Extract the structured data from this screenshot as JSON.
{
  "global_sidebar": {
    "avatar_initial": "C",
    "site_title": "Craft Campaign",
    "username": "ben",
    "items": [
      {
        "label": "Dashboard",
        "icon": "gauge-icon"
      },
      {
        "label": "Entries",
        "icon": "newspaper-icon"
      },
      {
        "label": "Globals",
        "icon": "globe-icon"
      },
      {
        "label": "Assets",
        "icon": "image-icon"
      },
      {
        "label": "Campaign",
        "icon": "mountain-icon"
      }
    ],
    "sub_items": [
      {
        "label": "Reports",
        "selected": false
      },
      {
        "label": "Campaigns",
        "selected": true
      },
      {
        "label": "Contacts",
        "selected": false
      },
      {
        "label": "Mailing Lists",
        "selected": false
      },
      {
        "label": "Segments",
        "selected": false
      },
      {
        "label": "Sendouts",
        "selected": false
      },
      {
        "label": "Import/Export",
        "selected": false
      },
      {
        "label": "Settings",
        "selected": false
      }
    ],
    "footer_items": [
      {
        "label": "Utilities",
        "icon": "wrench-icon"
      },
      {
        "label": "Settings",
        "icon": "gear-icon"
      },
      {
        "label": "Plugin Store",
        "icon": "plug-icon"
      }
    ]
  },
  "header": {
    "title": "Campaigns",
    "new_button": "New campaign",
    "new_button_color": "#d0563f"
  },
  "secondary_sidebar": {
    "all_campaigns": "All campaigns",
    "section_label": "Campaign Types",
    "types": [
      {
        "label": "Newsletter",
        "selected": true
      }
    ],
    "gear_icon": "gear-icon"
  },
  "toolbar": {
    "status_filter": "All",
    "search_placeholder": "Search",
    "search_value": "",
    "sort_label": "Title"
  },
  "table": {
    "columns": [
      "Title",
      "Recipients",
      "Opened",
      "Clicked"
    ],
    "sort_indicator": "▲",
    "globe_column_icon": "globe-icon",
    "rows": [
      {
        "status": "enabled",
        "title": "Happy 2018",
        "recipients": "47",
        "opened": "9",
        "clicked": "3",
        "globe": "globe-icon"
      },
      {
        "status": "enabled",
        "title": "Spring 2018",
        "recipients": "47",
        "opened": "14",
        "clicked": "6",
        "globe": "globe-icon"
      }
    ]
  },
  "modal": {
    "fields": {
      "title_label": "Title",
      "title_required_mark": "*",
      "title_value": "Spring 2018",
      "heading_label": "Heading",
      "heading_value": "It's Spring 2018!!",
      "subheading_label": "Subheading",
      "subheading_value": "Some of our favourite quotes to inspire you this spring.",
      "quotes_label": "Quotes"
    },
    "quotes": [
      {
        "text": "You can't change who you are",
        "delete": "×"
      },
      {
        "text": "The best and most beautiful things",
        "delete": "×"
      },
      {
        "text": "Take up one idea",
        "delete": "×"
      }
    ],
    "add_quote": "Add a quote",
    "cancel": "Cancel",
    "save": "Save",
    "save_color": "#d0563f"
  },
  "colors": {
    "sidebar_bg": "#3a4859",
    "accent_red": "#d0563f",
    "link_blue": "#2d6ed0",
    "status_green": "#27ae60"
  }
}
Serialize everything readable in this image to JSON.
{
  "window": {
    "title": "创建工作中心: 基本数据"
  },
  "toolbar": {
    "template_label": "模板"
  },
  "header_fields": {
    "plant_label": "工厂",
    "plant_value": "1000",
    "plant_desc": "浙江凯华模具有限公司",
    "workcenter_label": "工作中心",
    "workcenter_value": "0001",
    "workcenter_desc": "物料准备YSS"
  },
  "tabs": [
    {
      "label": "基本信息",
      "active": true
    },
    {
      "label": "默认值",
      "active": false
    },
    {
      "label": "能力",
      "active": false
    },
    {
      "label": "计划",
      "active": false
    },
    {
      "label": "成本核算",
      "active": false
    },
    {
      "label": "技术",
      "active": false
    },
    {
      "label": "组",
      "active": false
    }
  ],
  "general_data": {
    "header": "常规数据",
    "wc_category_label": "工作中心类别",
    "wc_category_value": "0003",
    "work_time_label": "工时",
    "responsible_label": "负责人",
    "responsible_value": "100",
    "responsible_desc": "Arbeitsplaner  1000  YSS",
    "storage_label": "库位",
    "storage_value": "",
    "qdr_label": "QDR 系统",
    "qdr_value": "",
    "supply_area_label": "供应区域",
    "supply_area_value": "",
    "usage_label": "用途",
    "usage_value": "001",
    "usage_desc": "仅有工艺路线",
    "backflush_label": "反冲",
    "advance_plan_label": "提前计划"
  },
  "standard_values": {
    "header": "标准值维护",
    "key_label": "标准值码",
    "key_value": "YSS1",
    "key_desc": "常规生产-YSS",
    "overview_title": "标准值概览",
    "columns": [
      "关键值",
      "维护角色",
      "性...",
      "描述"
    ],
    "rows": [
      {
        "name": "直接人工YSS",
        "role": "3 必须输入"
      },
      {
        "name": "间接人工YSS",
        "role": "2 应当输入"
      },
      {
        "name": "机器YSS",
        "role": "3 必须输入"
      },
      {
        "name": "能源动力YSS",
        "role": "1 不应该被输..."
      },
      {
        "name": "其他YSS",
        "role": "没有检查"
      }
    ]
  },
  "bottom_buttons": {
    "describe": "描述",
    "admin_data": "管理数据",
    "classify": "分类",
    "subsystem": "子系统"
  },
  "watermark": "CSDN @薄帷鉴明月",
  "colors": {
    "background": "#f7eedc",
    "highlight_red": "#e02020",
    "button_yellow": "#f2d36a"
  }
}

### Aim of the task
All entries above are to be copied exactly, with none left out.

### Your solution
Extract the structured data from this screenshot as JSON.
{
  "global_sidebar": {
    "avatar_initial": "C",
    "site_title": "Craft Campaign",
    "username": "ben",
    "items": [
      {
        "label": "Dashboard",
        "icon": "gauge-icon"
      },
      {
        "label": "Entries",
        "icon": "newspaper-icon"
      },
      {
        "label": "Globals",
        "icon": "globe-icon"
      },
      {
        "label": "Assets",
        "icon": "image-icon"
      },
      {
        "label": "Campaign",
        "icon": "mountain-icon"
      }
    ],
    "sub_items": [
      {
        "label": "Reports",
        "selected": false
      },
      {
        "label": "Campaigns",
        "selected": true
      },
      {
        "label": "Contacts",
        "selected": false
      },
      {
        "label": "Mailing Lists",
        "selected": false
      },
      {
        "label": "Segments",
        "selected": false
      },
      {
        "label": "Sendouts",
        "selected": false
      },
      {
        "label": "Import/Export",
        "selected": false
      },
      {
        "label": "Settings",
        "selected": false
      }
    ],
    "footer_items": [
      {
        "label": "Utilities",
        "icon": "wrench-icon"
      },
      {
        "label": "Settings",
        "icon": "gear-icon"
      },
      {
        "label": "Plugin Store",
        "icon": "plug-icon"
      }
    ]
  },
  "header": {
    "title": "Campaigns",
    "new_button": "New campaign",
    "new_button_color": "#d0563f"
  },
  "secondary_sidebar": {
    "all_campaigns": "All campaigns",
    "section_label": "Campaign Types",
    "types": [
      {
        "label": "Newsletter",
        "selected": true
      }
    ],
    "gear_icon": "gear-icon"
  },
  "toolbar": {
    "status_filter": "All",
    "search_placeholder": "Search",
    "search_value": "",
    "sort_label": "Title"
  },
  "table": {
    "columns": [
      "Title",
      "Recipients",
      "Opened",
      "Clicked"
    ],
    "sort_indicator": "▲",
    "globe_column_icon": "globe-icon",
    "rows": [
      {
        "status": "enabled",
        "title": "Happy 2018",
        "recipients": "47",
        "opened": "9",
        "clicked": "3",
        "globe": "globe-icon"
      },
      {
        "status": "enabled",
        "title": "Spring 2018",
        "recipients": "47",
        "opened": "14",
        "clicked": "6",
        "globe": "globe-icon"
      }
    ]
  },
  "modal": {
    "fields": {
      "title_label": "Title",
      "title_required_mark": "*",
      "title_value": "Spring 2018",
      "heading_label": "Heading",
      "heading_value": "It's Spring 2018!!",
      "subheading_label": "Subheading",
      "subheading_value": "Some of our favourite quotes to inspire you this spring.",
      "quotes_label": "Quotes"
    },
    "quotes": [
      {
        "text": "You can't change who you are",
        "delete": "×"
      },
      {
        "text": "The best and most beautiful things",
        "delete": "×"
      },
      {
        "text": "Take up one idea",
        "delete": "×"
      }
    ],
    "add_quote": "Add a quote",
    "cancel": "Cancel",
    "save": "Save",
    "save_color": "#d0563f"
  },
  "colors": {
    "sidebar_bg": "#3a4859",
    "accent_red": "#d0563f",
    "link_blue": "#2d6ed0",
    "status_green": "#27ae60"
  }
}
Serialize everything readable in this image to JSON.
{
  "window": {
    "title": "创建工作中心: 基本数据"
  },
  "toolbar": {
    "template_label": "模板"
  },
  "header_fields": {
    "plant_label": "工厂",
    "plant_value": "1000",
    "plant_desc": "浙江凯华模具有限公司",
    "workcenter_label": "工作中心",
    "workcenter_value": "0001",
    "workcenter_desc": "物料准备YSS"
  },
  "tabs": [
    {
      "label": "基本信息",
      "active": true
    },
    {
      "label": "默认值",
      "active": false
    },
    {
      "label": "能力",
      "active": false
    },
    {
      "label": "计划",
      "active": false
    },
    {
      "label": "成本核算",
      "active": false
    },
    {
      "label": "技术",
      "active": false
    },
    {
      "label": "组",
      "active": false
    }
  ],
  "general_data": {
    "header": "常规数据",
    "wc_category_label": "工作中心类别",
    "wc_category_value": "0003",
    "work_time_label": "工时",
    "responsible_label": "负责人",
    "responsible_value": "100",
    "responsible_desc": "Arbeitsplaner  1000  YSS",
    "storage_label": "库位",
    "storage_value": "",
    "qdr_label": "QDR 系统",
    "qdr_value": "",
    "supply_area_label": "供应区域",
    "supply_area_value": "",
    "usage_label": "用途",
    "usage_value": "001",
    "usage_desc": "仅有工艺路线",
    "backflush_label": "反冲",
    "advance_plan_label": "提前计划"
  },
  "standard_values": {
    "header": "标准值维护",
    "key_label": "标准值码",
    "key_value": "YSS1",
    "key_desc": "常规生产-YSS",
    "overview_title": "标准值概览",
    "columns": [
      "关键值",
      "维护角色",
      "性...",
      "描述"
    ],
    "rows": [
      {
        "name": "直接人工YSS",
        "role": "3 必须输入"
      },
      {
        "name": "间接人工YSS",
        "role": "2 应当输入"
      },
      {
        "name": "机器YSS",
        "role": "3 必须输入"
      },
      {
        "name": "能源动力YSS",
        "role": "1 不应该被输..."
      },
      {
        "name": "其他YSS",
        "role": "没有检查"
      }
    ]
  },
  "bottom_buttons": {
    "describe": "描述",
    "admin_data": "管理数据",
    "classify": "分类",
    "subsystem": "子系统"
  },
  "watermark": "CSDN @薄帷鉴明月",
  "colors": {
    "background": "#f7eedc",
    "highlight_red": "#e02020",
    "button_yellow": "#f2d36a"
  }
}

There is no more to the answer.